**** MATERIAL TO PROCESS
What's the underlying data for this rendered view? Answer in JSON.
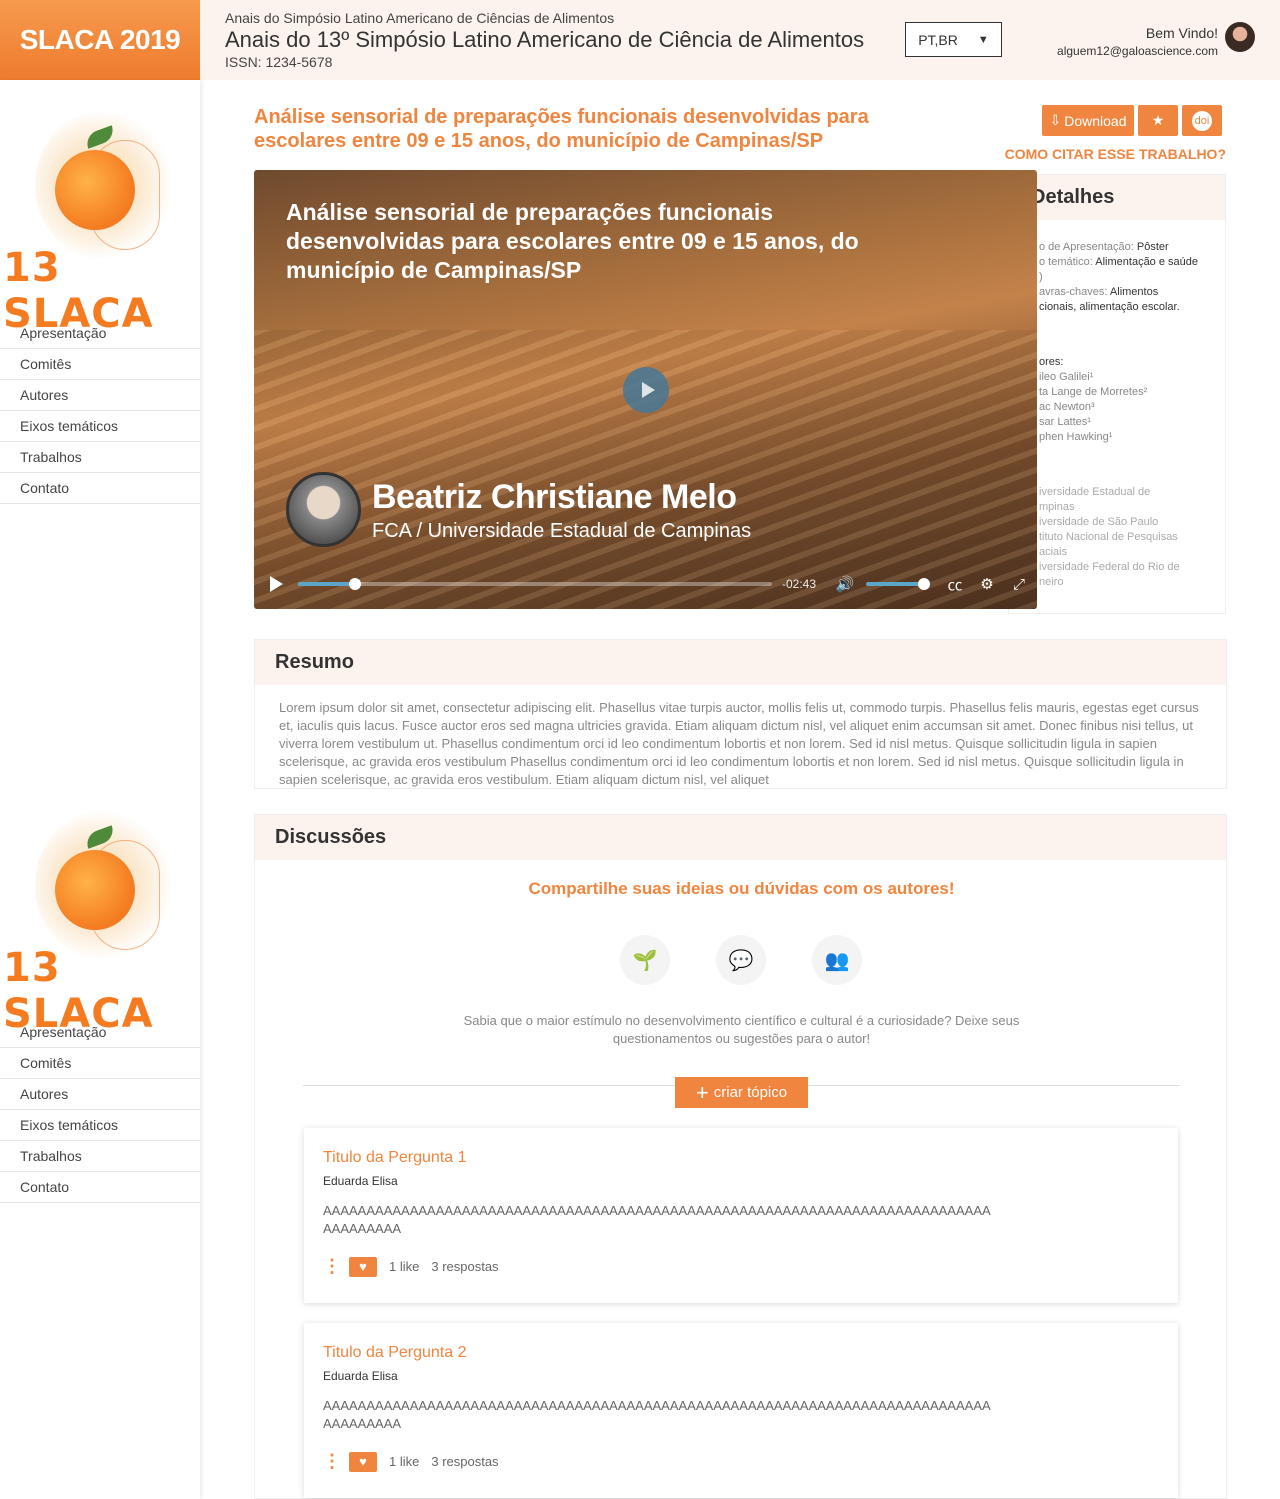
{
  "brand": {
    "name": "SLACA 2019"
  },
  "header": {
    "subtitle": "Anais do Simpósio Latino Americano de Ciências de Alimentos",
    "title": "Anais do 13º Simpósio Latino Americano de Ciência de Alimentos",
    "issn": "ISSN: 1234-5678",
    "language": "PT,BR",
    "welcome": "Bem Vindo!",
    "email": "alguem12@galoascience.com"
  },
  "sidebar": {
    "logo_text": "13 SLACA",
    "nav": [
      "Apresentação",
      "Comitês",
      "Autores",
      "Eixos temáticos",
      "Trabalhos",
      "Contato"
    ]
  },
  "paper": {
    "title": "Análise sensorial de preparações funcionais desenvolvidas para escolares entre 09 e 15 anos, do município de Campinas/SP",
    "download_label": "Download",
    "doi_label": "doi",
    "cite_label": "COMO CITAR ESSE TRABALHO?"
  },
  "details": {
    "title": "Detalhes",
    "line1_label": "o de Apresentação: ",
    "line1_value": "Pôster",
    "line2_label": "o temático: ",
    "line2_value": "Alimentação e saúde",
    "line2b": ")",
    "line3_label": "avras-chaves: ",
    "line3_value": "Alimentos",
    "line3b": "cionais, alimentação escolar.",
    "authors_label": "ores:",
    "authors": [
      "ileo Galilei¹",
      "ta Lange de Morretes²",
      "ac Newton³",
      "sar Lattes¹",
      "phen Hawking¹"
    ],
    "institutions": [
      "iversidade Estadual de",
      "mpinas",
      "iversidade de São Paulo",
      "tituto Nacional de Pesquisas",
      "aciais",
      "iversidade Federal do Rio de",
      "neiro"
    ]
  },
  "video": {
    "title": "Análise sensorial de preparações funcionais desenvolvidas para escolares entre 09 e 15 anos, do município de Campinas/SP",
    "speaker": "Beatriz Christiane Melo",
    "affiliation": "FCA / Universidade Estadual de Campinas",
    "remaining": "-02:43",
    "progress": 0.12,
    "volume": 1.0
  },
  "resumo": {
    "title": "Resumo",
    "text": "Lorem ipsum dolor sit amet, consectetur adipiscing elit. Phasellus vitae turpis auctor, mollis felis ut, commodo turpis. Phasellus felis mauris, egestas eget cursus et, iaculis quis lacus. Fusce auctor eros sed magna ultricies gravida. Etiam aliquam dictum nisl, vel aliquet enim accumsan sit amet. Donec finibus nisi tellus, ut viverra lorem vestibulum ut. Phasellus condimentum orci id leo condimentum lobortis et non lorem. Sed id nisl metus. Quisque sollicitudin ligula in sapien scelerisque, ac gravida eros vestibulum Phasellus condimentum orci id leo condimentum lobortis et non lorem. Sed id nisl metus. Quisque sollicitudin ligula in sapien scelerisque, ac gravida eros vestibulum. Etiam aliquam dictum nisl, vel aliquet"
  },
  "discussions": {
    "title": "Discussões",
    "share": "Compartilhe suas ideias ou dúvidas com os autores!",
    "hint": "Sabia que o maior estímulo no desenvolvimento científico e cultural é a curiosidade? Deixe seus questionamentos ou sugestões para o autor!",
    "create_label": "criar tópico",
    "topics": [
      {
        "title": "Titulo da Pergunta 1",
        "author": "Eduarda Elisa",
        "body": "AAAAAAAAAAAAAAAAAAAAAAAAAAAAAAAAAAAAAAAAAAAAAAAAAAAAAAAAAAAAAAAAAAAAAAAAAAAAAAAAAAAAAA",
        "likes": "1 like",
        "replies": "3 respostas"
      },
      {
        "title": "Titulo da Pergunta 2",
        "author": "Eduarda Elisa",
        "body": "AAAAAAAAAAAAAAAAAAAAAAAAAAAAAAAAAAAAAAAAAAAAAAAAAAAAAAAAAAAAAAAAAAAAAAAAAAAAAAAAAAAAAA",
        "likes": "1 like",
        "replies": "3 respostas"
      }
    ]
  },
  "colors": {
    "accent": "#f0853f",
    "header_bg": "#fdf3ee"
  }
}
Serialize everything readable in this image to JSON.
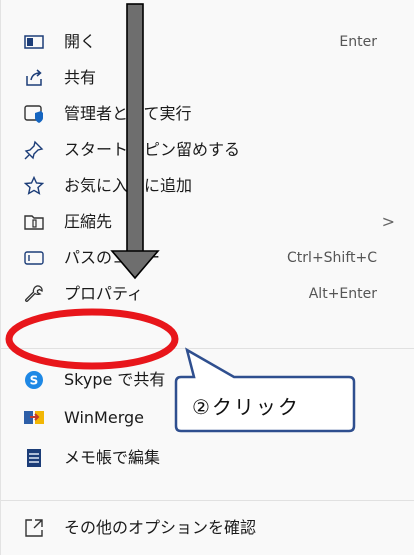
{
  "menu": {
    "items": [
      {
        "label": "開く",
        "shortcut": "Enter",
        "icon": "open-icon"
      },
      {
        "label": "共有",
        "icon": "share-icon"
      },
      {
        "label": "管理者として実行",
        "icon": "admin-shield-icon"
      },
      {
        "label": "スタートにピン留めする",
        "icon": "pin-icon"
      },
      {
        "label": "お気に入りに追加",
        "icon": "star-icon"
      },
      {
        "label": "圧縮先",
        "icon": "archive-icon",
        "has_submenu": true
      },
      {
        "label": "パスのコピー",
        "shortcut": "Ctrl+Shift+C",
        "icon": "copy-path-icon"
      },
      {
        "label": "プロパティ",
        "shortcut": "Alt+Enter",
        "icon": "wrench-icon"
      },
      {
        "label": "Skype で共有",
        "icon": "skype-icon"
      },
      {
        "label": "WinMerge",
        "icon": "winmerge-icon"
      },
      {
        "label": "メモ帳で編集",
        "icon": "notepad-icon"
      },
      {
        "label": "その他のオプションを確認",
        "icon": "more-options-icon"
      }
    ],
    "submenu_arrow": ">"
  },
  "annotation": {
    "callout_text": "②クリック",
    "highlight_color": "#e8161b",
    "arrow_color": "#6e6e6e",
    "callout_border": "#2f4f8f"
  }
}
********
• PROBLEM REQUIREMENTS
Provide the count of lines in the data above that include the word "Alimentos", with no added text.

• THE ANSWER
3